You could tell that I was on the verge of tears
as you and your husband loaded the skeletal parts
of the knocked-down, maple bunk bed
into the back of your pick-up truck. You said,
It’s in really good shape and I said,
It was a good bed. That’s when you heard
my voice crack, and mother-to-mother,
you knew how I felt. You said,
I know I will feel it when I take the crib down.
I said yes, it’s hard to do these things, and I turned
so you wouldn’t see my eyes moisten. We had already
exchanged knowing glances, you and I, when your husband
was snotty to you about the large container of dirt
he had not taken out of the truck before coming over.
Your concern for the bed was making him angry
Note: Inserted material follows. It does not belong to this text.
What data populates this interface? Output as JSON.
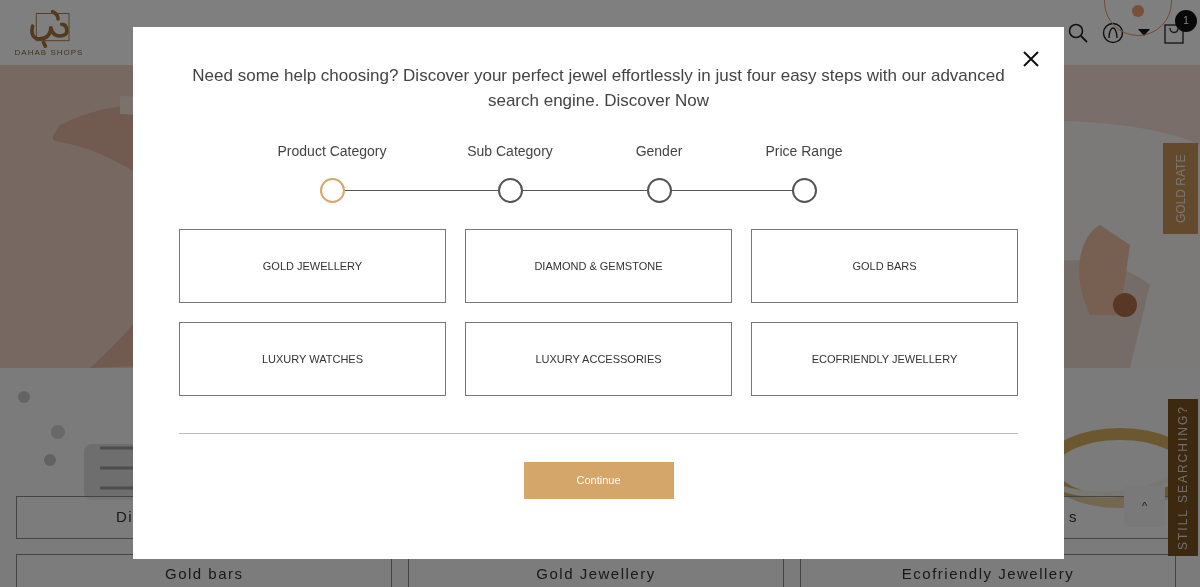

and I wondered how it was for you—being married
to someone with such a short fuse. You and I
shared the same first name, but more than that,
we connected over the sacredness of a child’s bed;
a place where night after night, the future dreams itself.
I left the four of you and turned into my new house.
Minutes later, I heard doors slam, little girls cry.
I didn’t want to look. I only wanted the bed
to go forth so we could all, at last, be happy.